SUPPLIED RECORDS section start

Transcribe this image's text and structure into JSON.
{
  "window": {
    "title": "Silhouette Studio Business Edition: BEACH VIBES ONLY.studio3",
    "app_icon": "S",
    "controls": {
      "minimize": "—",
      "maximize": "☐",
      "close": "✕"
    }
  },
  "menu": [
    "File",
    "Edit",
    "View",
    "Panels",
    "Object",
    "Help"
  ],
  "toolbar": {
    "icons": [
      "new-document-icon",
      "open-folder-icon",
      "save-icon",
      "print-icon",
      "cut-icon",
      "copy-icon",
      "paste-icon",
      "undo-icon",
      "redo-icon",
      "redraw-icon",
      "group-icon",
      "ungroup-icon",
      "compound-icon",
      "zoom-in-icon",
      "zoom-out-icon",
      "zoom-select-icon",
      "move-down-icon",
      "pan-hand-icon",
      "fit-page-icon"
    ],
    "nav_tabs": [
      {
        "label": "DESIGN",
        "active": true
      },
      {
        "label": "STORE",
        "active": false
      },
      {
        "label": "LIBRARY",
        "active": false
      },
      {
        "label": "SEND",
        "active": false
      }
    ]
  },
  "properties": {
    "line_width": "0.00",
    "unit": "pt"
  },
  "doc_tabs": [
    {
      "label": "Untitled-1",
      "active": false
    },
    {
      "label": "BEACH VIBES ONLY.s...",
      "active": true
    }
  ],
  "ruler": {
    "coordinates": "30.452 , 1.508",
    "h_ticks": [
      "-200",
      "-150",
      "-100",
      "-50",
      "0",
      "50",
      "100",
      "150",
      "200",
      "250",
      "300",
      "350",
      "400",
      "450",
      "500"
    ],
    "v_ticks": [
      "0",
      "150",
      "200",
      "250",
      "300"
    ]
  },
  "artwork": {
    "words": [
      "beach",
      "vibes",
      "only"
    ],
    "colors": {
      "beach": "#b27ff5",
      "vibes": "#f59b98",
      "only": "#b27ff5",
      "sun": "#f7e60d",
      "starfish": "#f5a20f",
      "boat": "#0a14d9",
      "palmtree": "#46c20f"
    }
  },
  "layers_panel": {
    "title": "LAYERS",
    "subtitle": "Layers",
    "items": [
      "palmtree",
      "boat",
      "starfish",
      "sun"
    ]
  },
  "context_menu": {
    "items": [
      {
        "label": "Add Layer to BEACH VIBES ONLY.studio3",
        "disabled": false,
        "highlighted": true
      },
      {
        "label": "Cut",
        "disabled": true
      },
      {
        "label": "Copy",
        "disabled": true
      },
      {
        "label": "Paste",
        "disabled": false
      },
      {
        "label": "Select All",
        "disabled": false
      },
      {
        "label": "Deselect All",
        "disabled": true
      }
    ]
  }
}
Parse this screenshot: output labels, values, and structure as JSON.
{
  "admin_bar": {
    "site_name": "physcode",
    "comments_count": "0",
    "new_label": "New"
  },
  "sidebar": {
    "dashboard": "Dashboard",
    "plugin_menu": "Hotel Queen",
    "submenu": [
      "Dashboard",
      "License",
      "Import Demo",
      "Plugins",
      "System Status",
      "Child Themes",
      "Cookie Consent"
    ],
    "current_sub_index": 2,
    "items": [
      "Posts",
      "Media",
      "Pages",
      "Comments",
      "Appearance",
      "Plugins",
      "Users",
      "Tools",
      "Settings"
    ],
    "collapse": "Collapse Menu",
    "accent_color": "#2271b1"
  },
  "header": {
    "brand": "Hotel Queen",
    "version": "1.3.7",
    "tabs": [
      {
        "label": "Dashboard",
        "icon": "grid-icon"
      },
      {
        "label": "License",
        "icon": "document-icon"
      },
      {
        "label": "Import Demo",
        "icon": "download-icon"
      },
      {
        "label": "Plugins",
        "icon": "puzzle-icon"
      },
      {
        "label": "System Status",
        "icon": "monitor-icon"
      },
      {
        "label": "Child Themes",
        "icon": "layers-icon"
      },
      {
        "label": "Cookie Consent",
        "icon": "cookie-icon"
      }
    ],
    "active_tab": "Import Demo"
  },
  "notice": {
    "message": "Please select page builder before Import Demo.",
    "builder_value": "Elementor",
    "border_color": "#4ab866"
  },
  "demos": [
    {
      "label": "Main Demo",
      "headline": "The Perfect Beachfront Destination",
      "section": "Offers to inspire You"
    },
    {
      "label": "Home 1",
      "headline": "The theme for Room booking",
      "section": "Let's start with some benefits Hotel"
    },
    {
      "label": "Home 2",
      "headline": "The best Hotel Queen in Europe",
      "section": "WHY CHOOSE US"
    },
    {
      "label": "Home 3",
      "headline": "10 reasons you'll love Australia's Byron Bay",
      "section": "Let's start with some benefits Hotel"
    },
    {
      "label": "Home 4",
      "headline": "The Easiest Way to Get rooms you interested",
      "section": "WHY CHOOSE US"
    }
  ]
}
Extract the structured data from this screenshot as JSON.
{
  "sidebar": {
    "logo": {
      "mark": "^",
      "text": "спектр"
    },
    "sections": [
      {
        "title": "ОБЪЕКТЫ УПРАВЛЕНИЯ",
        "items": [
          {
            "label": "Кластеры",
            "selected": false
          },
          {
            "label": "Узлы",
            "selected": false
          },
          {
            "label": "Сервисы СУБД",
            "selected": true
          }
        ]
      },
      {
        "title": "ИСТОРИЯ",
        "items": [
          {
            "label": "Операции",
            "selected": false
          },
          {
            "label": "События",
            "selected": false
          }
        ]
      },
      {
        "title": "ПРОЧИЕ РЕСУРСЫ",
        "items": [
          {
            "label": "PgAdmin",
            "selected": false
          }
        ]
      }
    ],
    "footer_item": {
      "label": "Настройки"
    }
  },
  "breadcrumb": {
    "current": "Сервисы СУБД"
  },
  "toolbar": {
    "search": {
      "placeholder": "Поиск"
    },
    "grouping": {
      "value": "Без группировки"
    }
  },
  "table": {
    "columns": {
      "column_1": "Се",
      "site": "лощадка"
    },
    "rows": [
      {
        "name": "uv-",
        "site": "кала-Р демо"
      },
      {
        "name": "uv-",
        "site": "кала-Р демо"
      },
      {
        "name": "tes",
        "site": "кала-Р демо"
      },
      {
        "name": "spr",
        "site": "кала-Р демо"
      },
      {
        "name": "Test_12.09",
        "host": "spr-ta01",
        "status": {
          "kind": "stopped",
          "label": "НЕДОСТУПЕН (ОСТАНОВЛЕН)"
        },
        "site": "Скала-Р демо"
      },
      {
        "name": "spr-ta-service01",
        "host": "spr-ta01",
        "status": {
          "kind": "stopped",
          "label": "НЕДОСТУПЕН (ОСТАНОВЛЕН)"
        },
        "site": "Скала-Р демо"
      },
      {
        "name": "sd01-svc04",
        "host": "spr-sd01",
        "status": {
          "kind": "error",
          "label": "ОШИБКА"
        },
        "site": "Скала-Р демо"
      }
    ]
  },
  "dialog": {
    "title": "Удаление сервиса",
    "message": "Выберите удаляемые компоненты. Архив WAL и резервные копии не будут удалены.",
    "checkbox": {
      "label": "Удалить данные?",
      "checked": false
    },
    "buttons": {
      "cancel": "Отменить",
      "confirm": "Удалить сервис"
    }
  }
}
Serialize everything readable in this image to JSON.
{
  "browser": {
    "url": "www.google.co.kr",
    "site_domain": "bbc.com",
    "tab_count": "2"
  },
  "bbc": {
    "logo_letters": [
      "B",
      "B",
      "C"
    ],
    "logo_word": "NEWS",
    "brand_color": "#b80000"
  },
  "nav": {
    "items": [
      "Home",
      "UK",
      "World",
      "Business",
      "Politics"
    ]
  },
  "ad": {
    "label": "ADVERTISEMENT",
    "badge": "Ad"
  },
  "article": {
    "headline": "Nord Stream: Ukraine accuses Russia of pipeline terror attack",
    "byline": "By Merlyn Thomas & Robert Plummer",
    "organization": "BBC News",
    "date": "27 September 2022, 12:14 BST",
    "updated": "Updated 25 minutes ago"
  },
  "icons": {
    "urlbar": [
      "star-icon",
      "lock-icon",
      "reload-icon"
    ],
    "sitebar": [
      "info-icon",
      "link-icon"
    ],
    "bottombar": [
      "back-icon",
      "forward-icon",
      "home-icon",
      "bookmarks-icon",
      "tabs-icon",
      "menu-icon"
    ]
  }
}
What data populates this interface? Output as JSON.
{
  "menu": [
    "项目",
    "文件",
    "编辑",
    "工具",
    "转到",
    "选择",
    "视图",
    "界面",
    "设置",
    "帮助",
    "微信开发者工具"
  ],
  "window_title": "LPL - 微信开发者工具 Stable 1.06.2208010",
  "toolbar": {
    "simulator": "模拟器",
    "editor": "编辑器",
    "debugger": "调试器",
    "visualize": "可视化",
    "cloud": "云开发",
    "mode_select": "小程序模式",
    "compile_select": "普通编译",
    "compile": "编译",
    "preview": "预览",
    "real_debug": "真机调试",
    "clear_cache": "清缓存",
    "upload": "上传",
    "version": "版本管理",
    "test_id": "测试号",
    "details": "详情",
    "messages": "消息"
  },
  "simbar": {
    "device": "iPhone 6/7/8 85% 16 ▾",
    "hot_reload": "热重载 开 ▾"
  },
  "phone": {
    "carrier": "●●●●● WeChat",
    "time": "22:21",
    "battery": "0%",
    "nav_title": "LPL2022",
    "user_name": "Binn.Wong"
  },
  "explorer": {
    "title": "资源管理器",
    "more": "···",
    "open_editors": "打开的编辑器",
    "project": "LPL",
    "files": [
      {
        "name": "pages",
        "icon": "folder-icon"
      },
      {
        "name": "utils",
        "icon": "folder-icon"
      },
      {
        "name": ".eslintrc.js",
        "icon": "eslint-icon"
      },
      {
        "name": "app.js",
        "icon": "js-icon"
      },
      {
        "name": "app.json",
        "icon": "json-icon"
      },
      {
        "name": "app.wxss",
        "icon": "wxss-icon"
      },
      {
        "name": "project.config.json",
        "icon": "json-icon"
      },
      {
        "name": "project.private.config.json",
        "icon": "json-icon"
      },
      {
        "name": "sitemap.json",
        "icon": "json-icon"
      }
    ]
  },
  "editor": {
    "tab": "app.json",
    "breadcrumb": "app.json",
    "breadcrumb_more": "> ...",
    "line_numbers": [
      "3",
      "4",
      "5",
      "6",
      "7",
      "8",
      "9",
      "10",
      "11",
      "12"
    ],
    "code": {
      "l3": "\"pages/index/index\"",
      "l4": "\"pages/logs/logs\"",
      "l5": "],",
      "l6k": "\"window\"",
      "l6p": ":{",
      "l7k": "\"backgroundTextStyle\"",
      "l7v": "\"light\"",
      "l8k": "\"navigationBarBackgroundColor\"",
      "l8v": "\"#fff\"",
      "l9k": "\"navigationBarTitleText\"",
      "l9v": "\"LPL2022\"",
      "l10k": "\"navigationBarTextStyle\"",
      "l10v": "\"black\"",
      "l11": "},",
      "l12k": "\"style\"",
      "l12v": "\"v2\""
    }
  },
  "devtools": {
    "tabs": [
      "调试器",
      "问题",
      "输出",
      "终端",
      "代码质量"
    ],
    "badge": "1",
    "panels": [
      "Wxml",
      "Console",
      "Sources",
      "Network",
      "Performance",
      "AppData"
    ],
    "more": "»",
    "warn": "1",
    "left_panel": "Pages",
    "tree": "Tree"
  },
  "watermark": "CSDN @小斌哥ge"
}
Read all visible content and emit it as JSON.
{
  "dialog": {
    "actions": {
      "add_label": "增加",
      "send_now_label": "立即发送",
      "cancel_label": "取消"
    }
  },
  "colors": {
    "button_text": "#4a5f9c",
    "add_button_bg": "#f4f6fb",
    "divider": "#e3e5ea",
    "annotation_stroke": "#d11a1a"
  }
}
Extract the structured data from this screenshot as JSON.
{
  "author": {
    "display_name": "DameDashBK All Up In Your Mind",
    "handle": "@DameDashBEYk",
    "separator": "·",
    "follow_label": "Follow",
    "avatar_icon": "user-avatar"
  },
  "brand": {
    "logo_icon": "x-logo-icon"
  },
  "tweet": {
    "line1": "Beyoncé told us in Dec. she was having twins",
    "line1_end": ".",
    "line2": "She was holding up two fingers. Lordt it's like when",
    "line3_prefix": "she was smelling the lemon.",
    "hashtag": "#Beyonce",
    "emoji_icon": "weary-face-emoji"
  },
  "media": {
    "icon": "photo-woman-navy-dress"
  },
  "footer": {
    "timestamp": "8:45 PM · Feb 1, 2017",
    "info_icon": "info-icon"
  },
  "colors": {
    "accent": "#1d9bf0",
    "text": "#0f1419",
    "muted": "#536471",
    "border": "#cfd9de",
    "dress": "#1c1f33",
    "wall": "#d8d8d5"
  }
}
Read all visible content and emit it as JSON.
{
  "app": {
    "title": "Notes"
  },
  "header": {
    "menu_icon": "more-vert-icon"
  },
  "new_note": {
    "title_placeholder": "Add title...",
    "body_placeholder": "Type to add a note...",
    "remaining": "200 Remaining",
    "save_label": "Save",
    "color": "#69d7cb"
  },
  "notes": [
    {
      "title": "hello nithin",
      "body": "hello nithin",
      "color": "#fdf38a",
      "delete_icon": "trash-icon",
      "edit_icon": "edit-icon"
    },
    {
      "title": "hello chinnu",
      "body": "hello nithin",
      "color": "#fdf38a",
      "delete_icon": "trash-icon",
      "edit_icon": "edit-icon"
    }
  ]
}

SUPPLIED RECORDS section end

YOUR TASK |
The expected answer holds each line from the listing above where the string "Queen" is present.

SOLUTION BELOW |
    "plugin_menu": "Hotel Queen",
    "brand": "Hotel Queen",
      "headline": "The best Hotel Queen in Europe",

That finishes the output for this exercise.